== Segment start ==

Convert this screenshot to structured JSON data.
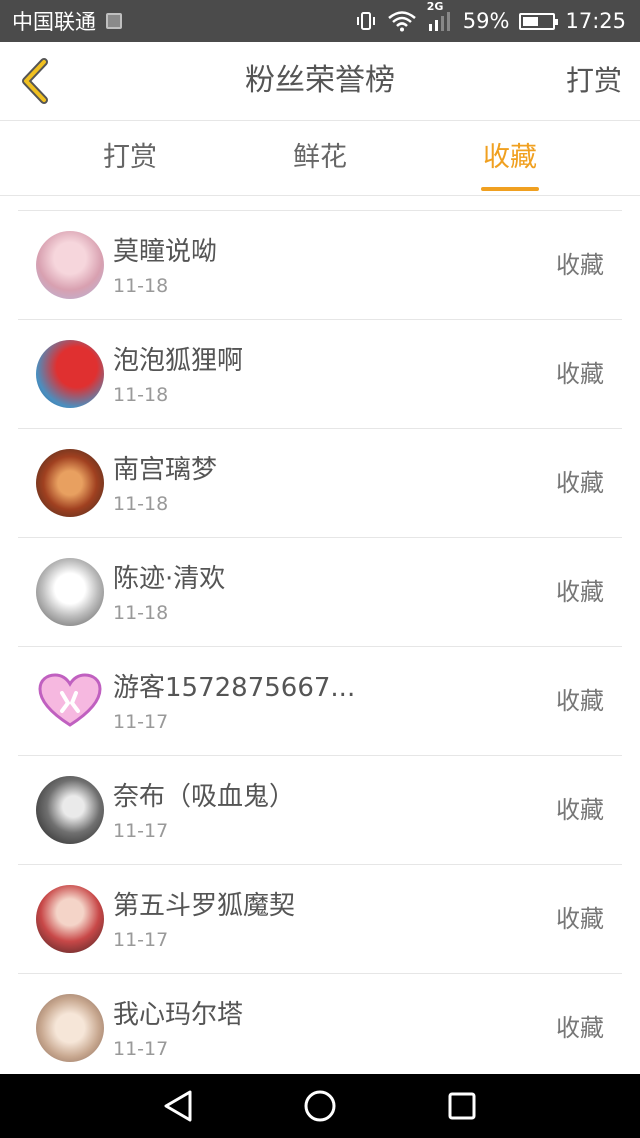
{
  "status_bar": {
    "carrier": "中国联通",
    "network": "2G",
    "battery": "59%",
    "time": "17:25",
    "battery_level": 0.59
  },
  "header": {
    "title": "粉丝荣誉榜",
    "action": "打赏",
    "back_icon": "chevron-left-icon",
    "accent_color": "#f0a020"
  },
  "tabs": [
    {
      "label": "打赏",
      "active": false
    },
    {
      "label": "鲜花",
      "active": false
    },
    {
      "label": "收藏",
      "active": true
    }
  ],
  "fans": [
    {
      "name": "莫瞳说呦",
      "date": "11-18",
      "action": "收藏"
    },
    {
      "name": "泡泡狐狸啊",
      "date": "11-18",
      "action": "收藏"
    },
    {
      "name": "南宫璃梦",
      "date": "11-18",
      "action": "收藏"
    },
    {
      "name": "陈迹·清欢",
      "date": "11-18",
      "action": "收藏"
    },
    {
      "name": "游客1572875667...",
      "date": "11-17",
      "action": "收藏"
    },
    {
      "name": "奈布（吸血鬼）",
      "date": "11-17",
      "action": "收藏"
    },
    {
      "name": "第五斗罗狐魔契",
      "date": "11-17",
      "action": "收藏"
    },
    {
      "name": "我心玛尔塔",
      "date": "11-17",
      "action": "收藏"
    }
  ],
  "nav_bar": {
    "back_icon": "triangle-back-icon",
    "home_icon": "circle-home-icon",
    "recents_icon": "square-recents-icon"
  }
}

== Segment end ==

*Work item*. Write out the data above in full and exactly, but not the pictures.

*Task result*.
Convert this screenshot to structured JSON data.
{
  "status_bar": {
    "carrier": "中国联通",
    "network": "2G",
    "battery": "59%",
    "time": "17:25",
    "battery_level": 0.59
  },
  "header": {
    "title": "粉丝荣誉榜",
    "action": "打赏",
    "back_icon": "chevron-left-icon",
    "accent_color": "#f0a020"
  },
  "tabs": [
    {
      "label": "打赏",
      "active": false
    },
    {
      "label": "鲜花",
      "active": false
    },
    {
      "label": "收藏",
      "active": true
    }
  ],
  "fans": [
    {
      "name": "莫瞳说呦",
      "date": "11-18",
      "action": "收藏"
    },
    {
      "name": "泡泡狐狸啊",
      "date": "11-18",
      "action": "收藏"
    },
    {
      "name": "南宫璃梦",
      "date": "11-18",
      "action": "收藏"
    },
    {
      "name": "陈迹·清欢",
      "date": "11-18",
      "action": "收藏"
    },
    {
      "name": "游客1572875667...",
      "date": "11-17",
      "action": "收藏"
    },
    {
      "name": "奈布（吸血鬼）",
      "date": "11-17",
      "action": "收藏"
    },
    {
      "name": "第五斗罗狐魔契",
      "date": "11-17",
      "action": "收藏"
    },
    {
      "name": "我心玛尔塔",
      "date": "11-17",
      "action": "收藏"
    }
  ],
  "nav_bar": {
    "back_icon": "triangle-back-icon",
    "home_icon": "circle-home-icon",
    "recents_icon": "square-recents-icon"
  }
}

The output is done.